### Required action
Set down each of the records below exactly as it reads. No pictures go into the copy.

--- Entries provided Enclosed Below ---

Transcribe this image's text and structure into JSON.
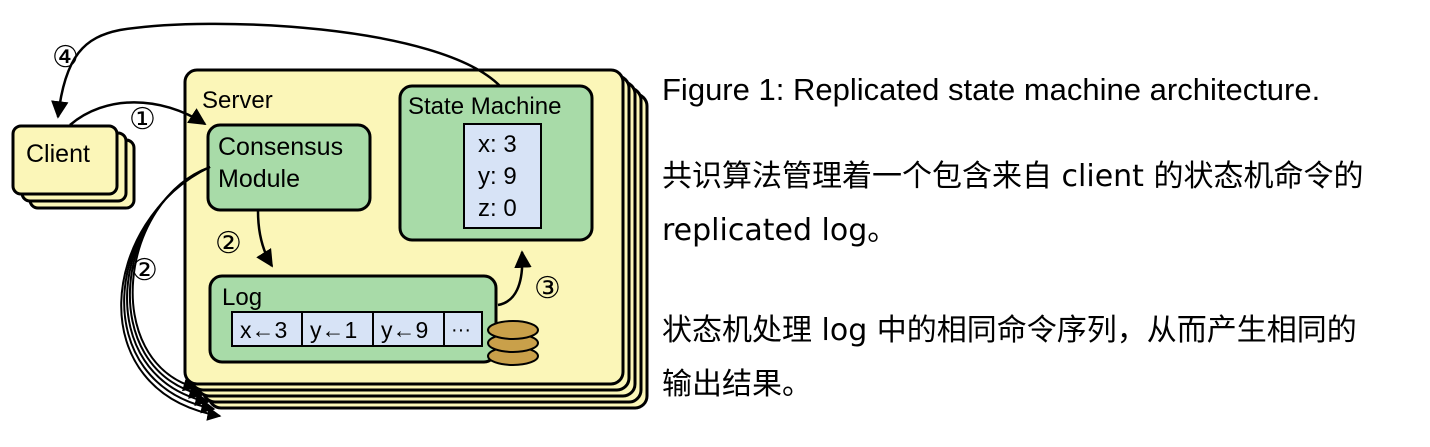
{
  "diagram": {
    "client_label": "Client",
    "server_label": "Server",
    "consensus_line1": "Consensus",
    "consensus_line2": "Module",
    "state_machine_label": "State Machine",
    "state_values": [
      "x: 3",
      "y: 9",
      "z: 0"
    ],
    "log_label": "Log",
    "log_entries": [
      "x←3",
      "y←1",
      "y←9",
      "···"
    ],
    "step_1": "①",
    "step_2": "②",
    "step_3": "③",
    "step_4": "④",
    "colors": {
      "server_fill": "#fbf6b8",
      "module_fill": "#a8dba8",
      "value_fill": "#d7e3f6",
      "disk_fill": "#c9a04a"
    }
  },
  "caption": {
    "figure_title": "Figure 1: Replicated state machine architecture.",
    "description_1_line1": "共识算法管理着一个包含来自 client 的状态机命令的",
    "description_1_line2": "replicated log。",
    "description_2_line1": "状态机处理 log 中的相同命令序列，从而产生相同的",
    "description_2_line2": "输出结果。"
  }
}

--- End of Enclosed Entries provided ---

### Your response
Transcribe this image's text and structure into JSON.
{
  "diagram": {
    "client_label": "Client",
    "server_label": "Server",
    "consensus_line1": "Consensus",
    "consensus_line2": "Module",
    "state_machine_label": "State Machine",
    "state_values": [
      "x: 3",
      "y: 9",
      "z: 0"
    ],
    "log_label": "Log",
    "log_entries": [
      "x←3",
      "y←1",
      "y←9",
      "···"
    ],
    "step_1": "①",
    "step_2": "②",
    "step_3": "③",
    "step_4": "④",
    "colors": {
      "server_fill": "#fbf6b8",
      "module_fill": "#a8dba8",
      "value_fill": "#d7e3f6",
      "disk_fill": "#c9a04a"
    }
  },
  "caption": {
    "figure_title": "Figure 1: Replicated state machine architecture.",
    "description_1_line1": "共识算法管理着一个包含来自 client 的状态机命令的",
    "description_1_line2": "replicated log。",
    "description_2_line1": "状态机处理 log 中的相同命令序列，从而产生相同的",
    "description_2_line2": "输出结果。"
  }
}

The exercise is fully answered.